>>>

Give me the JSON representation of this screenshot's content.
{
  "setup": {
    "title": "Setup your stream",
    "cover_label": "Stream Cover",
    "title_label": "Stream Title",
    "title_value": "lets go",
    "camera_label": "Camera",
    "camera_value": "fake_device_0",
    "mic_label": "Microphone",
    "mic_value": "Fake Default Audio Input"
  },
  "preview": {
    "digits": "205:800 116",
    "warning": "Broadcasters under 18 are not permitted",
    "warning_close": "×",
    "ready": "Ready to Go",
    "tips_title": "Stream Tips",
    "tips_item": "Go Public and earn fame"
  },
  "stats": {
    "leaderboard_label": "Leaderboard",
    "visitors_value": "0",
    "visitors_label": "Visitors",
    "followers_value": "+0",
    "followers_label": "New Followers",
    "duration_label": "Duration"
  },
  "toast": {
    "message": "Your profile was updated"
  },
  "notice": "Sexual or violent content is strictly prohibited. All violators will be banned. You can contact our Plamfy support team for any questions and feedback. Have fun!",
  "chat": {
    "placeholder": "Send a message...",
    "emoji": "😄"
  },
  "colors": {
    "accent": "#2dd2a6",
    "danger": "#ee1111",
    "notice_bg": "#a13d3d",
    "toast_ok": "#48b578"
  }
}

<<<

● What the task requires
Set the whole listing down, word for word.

● Written solution
Give me the JSON representation of this screenshot's content.
{
  "setup": {
    "title": "Setup your stream",
    "cover_label": "Stream Cover",
    "title_label": "Stream Title",
    "title_value": "lets go",
    "camera_label": "Camera",
    "camera_value": "fake_device_0",
    "mic_label": "Microphone",
    "mic_value": "Fake Default Audio Input"
  },
  "preview": {
    "digits": "205:800 116",
    "warning": "Broadcasters under 18 are not permitted",
    "warning_close": "×",
    "ready": "Ready to Go",
    "tips_title": "Stream Tips",
    "tips_item": "Go Public and earn fame"
  },
  "stats": {
    "leaderboard_label": "Leaderboard",
    "visitors_value": "0",
    "visitors_label": "Visitors",
    "followers_value": "+0",
    "followers_label": "New Followers",
    "duration_label": "Duration"
  },
  "toast": {
    "message": "Your profile was updated"
  },
  "notice": "Sexual or violent content is strictly prohibited. All violators will be banned. You can contact our Plamfy support team for any questions and feedback. Have fun!",
  "chat": {
    "placeholder": "Send a message...",
    "emoji": "😄"
  },
  "colors": {
    "accent": "#2dd2a6",
    "danger": "#ee1111",
    "notice_bg": "#a13d3d",
    "toast_ok": "#48b578"
  }
}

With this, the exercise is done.